• The Rose Bowl stadium design was inspired by the Yale Bowl built in 1913. Construction of the horseshoe shaped stadium was completed in 1922 at a cost of $272,198 with a seating capacity of 57,000. The southern stands were added in 1928, making the stadium a complete bowl.
• The stadium is both a National Historic Landmark and a California Historic Civil Engineering Landmark.
• In 1942 the annual Rose Bowl game on January 1st wasn’t actually played in the Rose Bowl! Think Blue Devils.
• The recent Stadium upgrades included state-of-the-art LED fueled scoreboards supplied by Daktronics. The south end scoreboard, however, retains the vintage architectural design including an analog clock. The scoreboard layout even mirrors past design with elements such as “down,” “yards to go,” “ball on,” and “quarter.”
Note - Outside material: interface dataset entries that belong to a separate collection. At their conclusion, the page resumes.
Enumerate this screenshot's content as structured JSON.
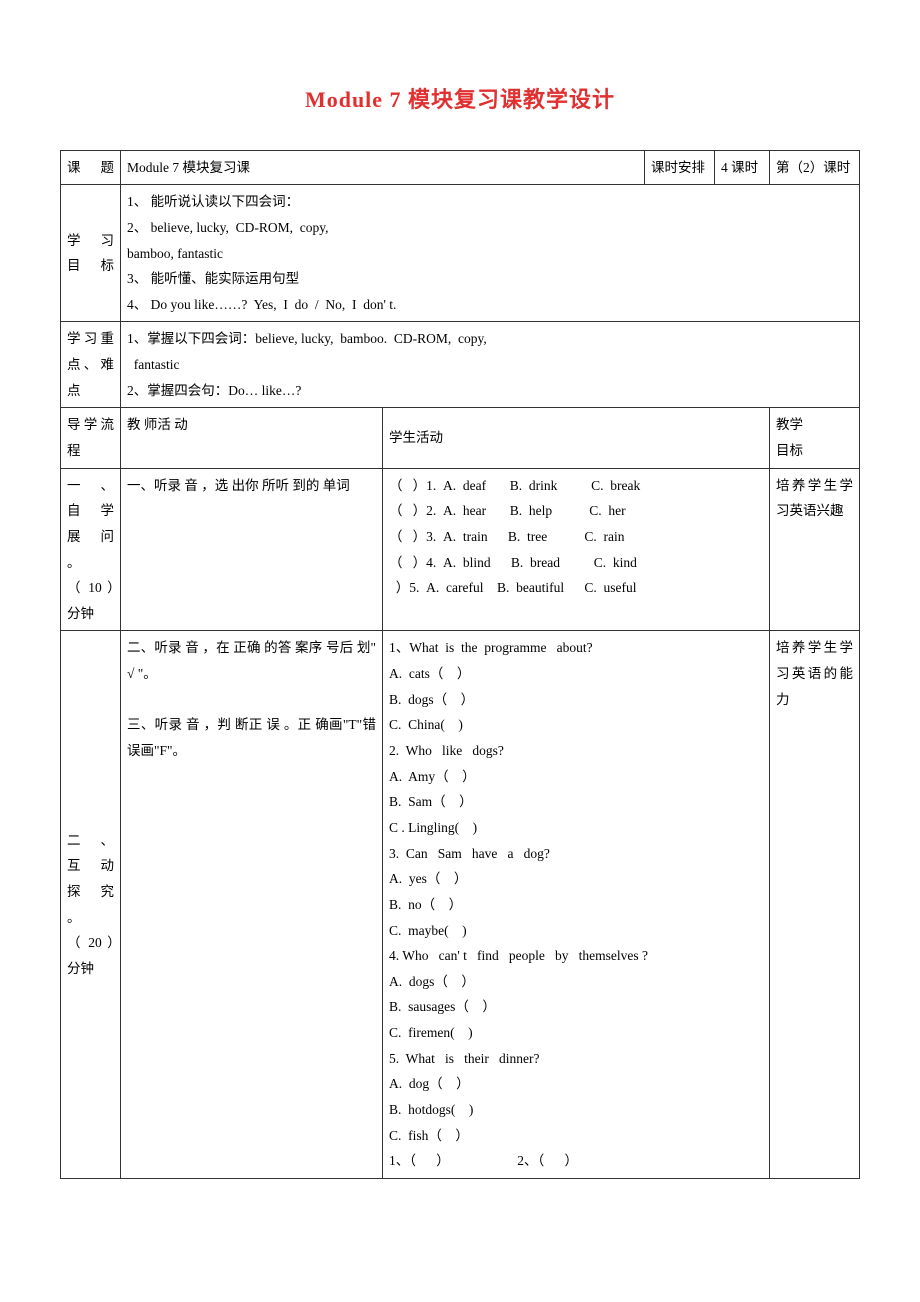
{
  "title": "Module 7 模块复习课教学设计",
  "row_topic": {
    "label": "课 题",
    "value": "Module 7 模块复习课",
    "schedule_label": "课时安排",
    "schedule_value": "4 课时",
    "period": "第（2）课时"
  },
  "row_goals": {
    "label": "学习\n目标",
    "value": "1、 能听说认读以下四会词：\n2、 believe, lucky,  CD-ROM,  copy,\nbamboo, fantastic\n3、 能听懂、能实际运用句型\n4、 Do you like……?  Yes,  I  do  /  No,  I  don' t."
  },
  "row_keypoints": {
    "label": "学习重点、难点",
    "value": "1、掌握以下四会词：believe, lucky,  bamboo.  CD-ROM,  copy,\n  fantastic\n2、掌握四会句：Do… like…?"
  },
  "row_flow_header": {
    "col1": "导学流程",
    "col2": "教 师活 动",
    "col3": "学生活动",
    "col4": "教学\n目标"
  },
  "section1": {
    "label": "一 、 自 学 展 问 。\n（ 10 ）分钟",
    "teacher": "一、听录 音 ，选 出你 所听 到的 单词",
    "student": "（   ）1.  A.  deaf       B.  drink          C.  break\n（   ）2.  A.  hear       B.  help           C.  her\n（   ）3.  A.  train      B.  tree           C.  rain\n（   ）4.  A.  blind      B.  bread          C.  kind\n  ）5.  A.  careful    B.  beautiful      C.  useful",
    "goal": "培养学生学习英语兴趣"
  },
  "section2": {
    "label": "二 、 互 动 探 究 。\n（ 20 ）分钟",
    "teacher": "二、听录 音 ，在 正确 的答 案序 号后 划\" √ \"。\n\n三、听录 音 ，判 断正 误 。正 确画\"T\"错 误画\"F\"。",
    "student": "1、What  is  the  programme   about?\nA.  cats（    ）\nB.  dogs（    ）\nC.  China(    )\n2.  Who   like   dogs?\nA.  Amy（    ）\nB.  Sam（    ）\nC . Lingling(    )\n3.  Can   Sam   have   a   dog?\nA.  yes（    ）\nB.  no（    ）\nC.  maybe(    )\n4. Who   can' t   find   people   by   themselves ?\nA.  dogs（    ）\nB.  sausages（    ）\nC.  firemen(    )\n5.  What   is   their   dinner?\nA.  dog（    ）\nB.  hotdogs(    )\nC.  fish（    ）\n1、（      ）                    2、（      ）",
    "goal": "培养学生学习英语的能力"
  }
}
Last week in the series I mentioned receiving several requests for the same scoreboard. That venue is the Chicago Stadium with very deep roots in.
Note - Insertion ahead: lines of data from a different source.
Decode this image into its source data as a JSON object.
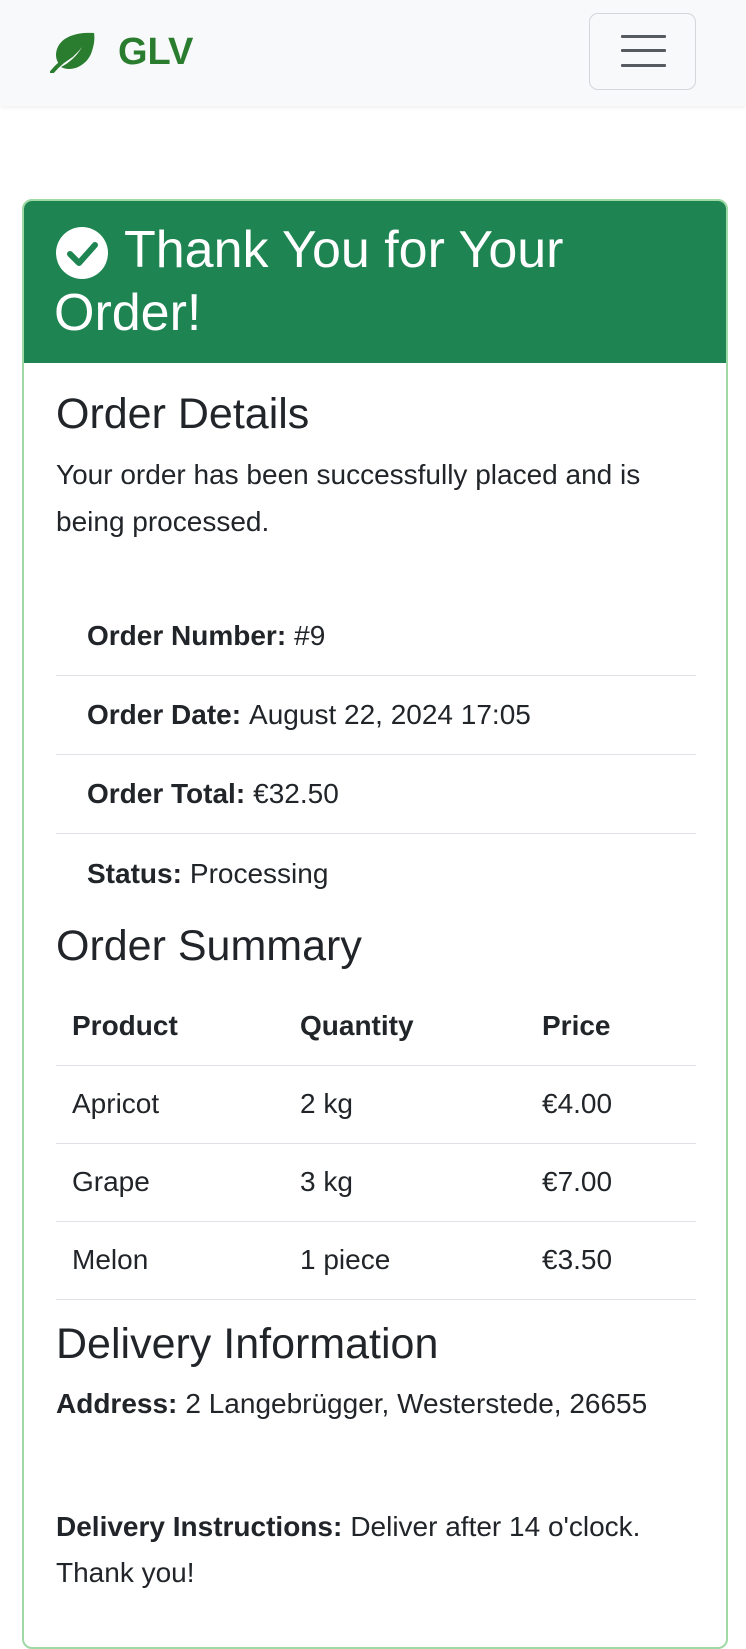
{
  "navbar": {
    "brand": "GLV",
    "brand_icon": "leaf-icon",
    "brand_color": "#2a7d2e",
    "menu_icon": "hamburger-menu-icon"
  },
  "confirmation": {
    "title": "Thank You for Your Order!",
    "header_color": "#1e8552",
    "icon": "check-circle-icon"
  },
  "order_details": {
    "heading": "Order Details",
    "message": "Your order has been successfully placed and is being processed.",
    "items": [
      {
        "label": "Order Number:",
        "value": "#9"
      },
      {
        "label": "Order Date:",
        "value": "August 22, 2024 17:05"
      },
      {
        "label": "Order Total:",
        "value": "€32.50"
      },
      {
        "label": "Status:",
        "value": "Processing"
      }
    ]
  },
  "order_summary": {
    "heading": "Order Summary",
    "columns": [
      "Product",
      "Quantity",
      "Price"
    ],
    "rows": [
      {
        "product": "Apricot",
        "quantity": "2 kg",
        "price": "€4.00"
      },
      {
        "product": "Grape",
        "quantity": "3 kg",
        "price": "€7.00"
      },
      {
        "product": "Melon",
        "quantity": "1 piece",
        "price": "€3.50"
      }
    ]
  },
  "delivery": {
    "heading": "Delivery Information",
    "address_label": "Address:",
    "address": "2 Langebrügger, Westerstede, 26655",
    "instructions_label": "Delivery Instructions:",
    "instructions": "Deliver after 14 o'clock. Thank you!"
  }
}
I’m not much of a hockey fan and have been to only a handful of NHL and minor league games. So I’m just not that familiar with all the great NHL arenas of the past.
Home of: Chicago Blackhawks (NHL) (1929”“1994), Chicago Stags (NBA) (1946”“1950), Chicago Majors (ABL) (1961”“1963), Chicago Bulls (NBA) (1967”“1994), Chicago Sting (NASL indoor and MISL) (1980”“1988)
Opened: 1929; Closed: 1994; Demolished: 1995
When it opened in 1929 Chicago Stadium was the largest indoor stadium in the world with a seating capacity of 17,000 (approximate). It became the long time home for both the NHL Blackhawks and NBA Bulls. The Stadium was known as The Madhouse on Madison because of the raucous crowd induced into action by Al Megard and his world-famous Barton theater organ.
The scoreboard illustration depicts the Bulova Sports Timer, a unique four-sided analog timing clock. This 10.5 ft x 12 ft timer was installed in 1943 and lasted over three decades.
A Few Things to Know
• The Bulova Magical Sports Timer was actually a multi-function timing clock that could be used in hockey, basketball, and boxing events. It was operated from a console (see the photo in the link above) with a complex array of switches and buttons.
• If you’re not a long time hockey fan, like me, the operation of the Sports Timer may be slightly confusing. Fear not, the Chicago Stadium Wikipedia entry provides a complete tutorial on the function of all clocks and numerals.
• The identical Bulova Sports Timer was a feature at the Boston Garden, the Detroit Olympia, the Buffalo Memorial Auditorium, the Rhode Island Auditorium and perhaps others.
• Chicago Stadium was the last NHL arena to use an analog dial-type large four-sided clock. It was replaced with a digital clock in 1976.